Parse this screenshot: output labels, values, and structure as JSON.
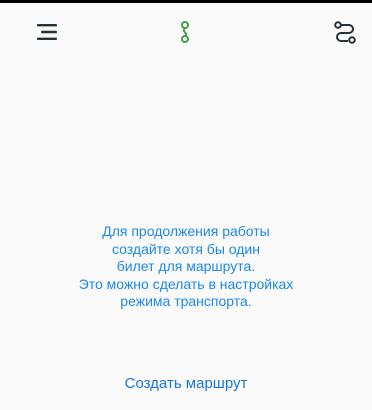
{
  "app_bar": {
    "menu_icon": "menu-icon",
    "logo_icon": "route-pin-icon",
    "routes_icon": "route-icon",
    "logo_color": "#43a047"
  },
  "empty_state": {
    "lines": [
      "Для продолжения работы",
      "создайте хотя бы один",
      "билет для маршрута.",
      "Это можно сделать в настройках",
      "режима транспорта."
    ],
    "text_color": "#1e88e5"
  },
  "actions": {
    "create_route_label": "Создать маршрут",
    "link_color": "#1976d2"
  }
}
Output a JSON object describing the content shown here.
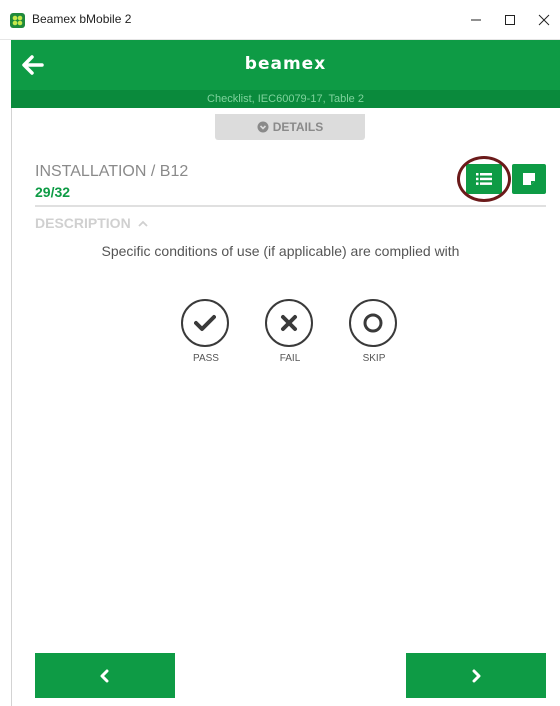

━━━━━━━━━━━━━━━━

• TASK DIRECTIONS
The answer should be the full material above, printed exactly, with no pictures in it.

• OUTPUT FOR THIS EXERCISE
Parse this screenshot: output labels, values, and structure as JSON.
{
  "app_bar": {
    "menu_icon": "menu-icon",
    "logo_icon": "route-pin-icon",
    "routes_icon": "route-icon",
    "logo_color": "#43a047"
  },
  "empty_state": {
    "lines": [
      "Для продолжения работы",
      "создайте хотя бы один",
      "билет для маршрута.",
      "Это можно сделать в настройках",
      "режима транспорта."
    ],
    "text_color": "#1e88e5"
  },
  "actions": {
    "create_route_label": "Создать маршрут",
    "link_color": "#1976d2"
  }
}
Output a JSON object describing the content shown here.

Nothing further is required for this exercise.